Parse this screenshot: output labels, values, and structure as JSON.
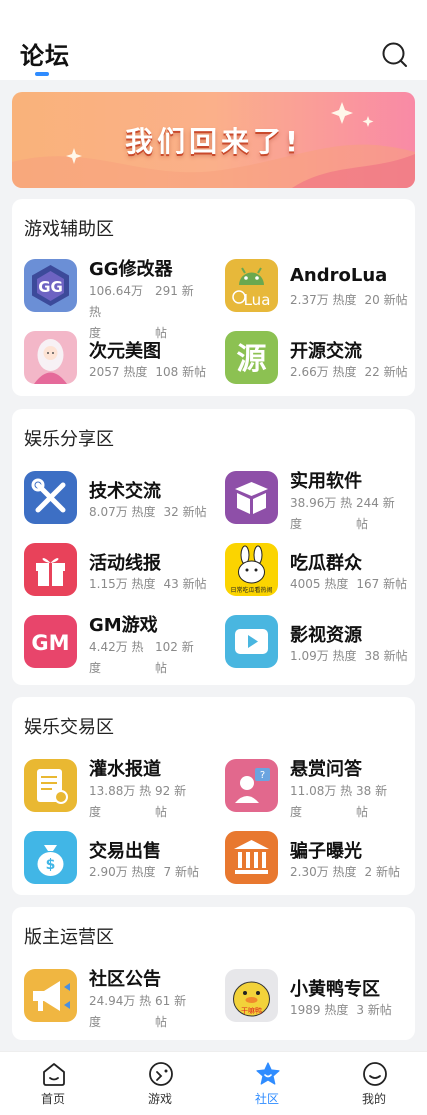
{
  "header": {
    "title": "论坛"
  },
  "banner": {
    "text": "我们回来了!"
  },
  "sections": [
    {
      "title": "游戏辅助区",
      "items": [
        {
          "name": "GG修改器",
          "heat": "106.64万 热度",
          "posts": "291 新帖",
          "heat_a": "106.64万 热",
          "heat_b": "度",
          "posts_a": "291 新",
          "posts_b": "帖",
          "icon": "gg-icon"
        },
        {
          "name": "AndroLua",
          "heat": "2.37万 热度",
          "posts": "20 新帖",
          "icon": "androlua-icon"
        },
        {
          "name": "次元美图",
          "heat": "2057 热度",
          "posts": "108 新帖",
          "icon": "anime-girl-icon"
        },
        {
          "name": "开源交流",
          "heat": "2.66万 热度",
          "posts": "22 新帖",
          "icon": "source-icon",
          "icon_text": "源"
        }
      ]
    },
    {
      "title": "娱乐分享区",
      "items": [
        {
          "name": "技术交流",
          "heat": "8.07万 热度",
          "posts": "32 新帖",
          "icon": "tools-icon"
        },
        {
          "name": "实用软件",
          "heat_a": "38.96万 热",
          "heat_b": "度",
          "posts_a": "244 新",
          "posts_b": "帖",
          "icon": "box-icon"
        },
        {
          "name": "活动线报",
          "heat": "1.15万 热度",
          "posts": "43 新帖",
          "icon": "gift-icon"
        },
        {
          "name": "吃瓜群众",
          "heat": "4005 热度",
          "posts": "167 新帖",
          "icon": "rabbit-icon",
          "icon_text": "日常吃瓜看热闹"
        },
        {
          "name": "GM游戏",
          "heat_a": "4.42万 热",
          "heat_b": "度",
          "posts_a": "102 新",
          "posts_b": "帖",
          "icon": "gm-icon",
          "icon_text": "GM"
        },
        {
          "name": "影视资源",
          "heat": "1.09万 热度",
          "posts": "38 新帖",
          "icon": "video-play-icon"
        }
      ]
    },
    {
      "title": "娱乐交易区",
      "items": [
        {
          "name": "灌水报道",
          "heat_a": "13.88万 热",
          "heat_b": "度",
          "posts_a": "92 新",
          "posts_b": "帖",
          "icon": "document-clock-icon"
        },
        {
          "name": "悬赏问答",
          "heat_a": "11.08万 热",
          "heat_b": "度",
          "posts_a": "38 新",
          "posts_b": "帖",
          "icon": "question-user-icon"
        },
        {
          "name": "交易出售",
          "heat": "2.90万 热度",
          "posts": "7 新帖",
          "icon": "money-bag-icon"
        },
        {
          "name": "骗子曝光",
          "heat": "2.30万 热度",
          "posts": "2 新帖",
          "icon": "bank-icon"
        }
      ]
    },
    {
      "title": "版主运营区",
      "items": [
        {
          "name": "社区公告",
          "heat_a": "24.94万 热",
          "heat_b": "度",
          "posts_a": "61 新",
          "posts_b": "帖",
          "icon": "megaphone-icon"
        },
        {
          "name": "小黄鸭专区",
          "heat": "1989 热度",
          "posts": "3 新帖",
          "icon": "duck-icon",
          "icon_text": "干嘛鸭"
        }
      ]
    }
  ],
  "tabbar": [
    {
      "label": "首页",
      "icon": "home-icon",
      "active": false
    },
    {
      "label": "游戏",
      "icon": "game-icon",
      "active": false
    },
    {
      "label": "社区",
      "icon": "star-icon",
      "active": true
    },
    {
      "label": "我的",
      "icon": "profile-icon",
      "active": false
    }
  ],
  "colors": {
    "accent": "#2f8cff",
    "text_secondary": "#8a8a8a",
    "background": "#f2f3f5"
  }
}
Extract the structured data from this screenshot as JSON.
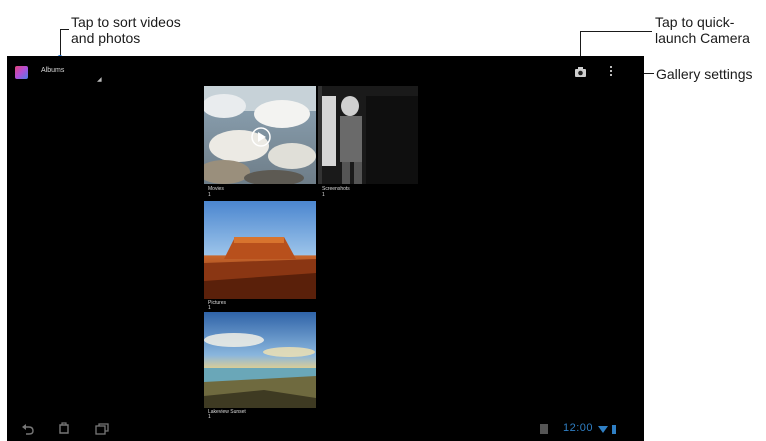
{
  "annotations": {
    "sort": [
      "Tap to sort videos",
      "and photos"
    ],
    "camera": [
      "Tap to quick-",
      "launch Camera"
    ],
    "settings": "Gallery settings"
  },
  "topbar": {
    "title": "Albums",
    "app_icon": "gallery-app-icon",
    "camera_icon": "camera-icon",
    "menu_icon": "overflow-menu-icon"
  },
  "albums": [
    {
      "name": "Movies",
      "count": "1"
    },
    {
      "name": "Screenshots",
      "count": "1"
    },
    {
      "name": "Pictures",
      "count": "1"
    },
    {
      "name": "Lakeview Sunset",
      "count": "1"
    }
  ],
  "status": {
    "time": "12:00"
  },
  "colors": {
    "accent": "#1a73d9",
    "status_blue": "#2f7fc4",
    "screen_bg": "#000000"
  }
}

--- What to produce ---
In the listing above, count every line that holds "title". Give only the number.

--- Worked solution ---
6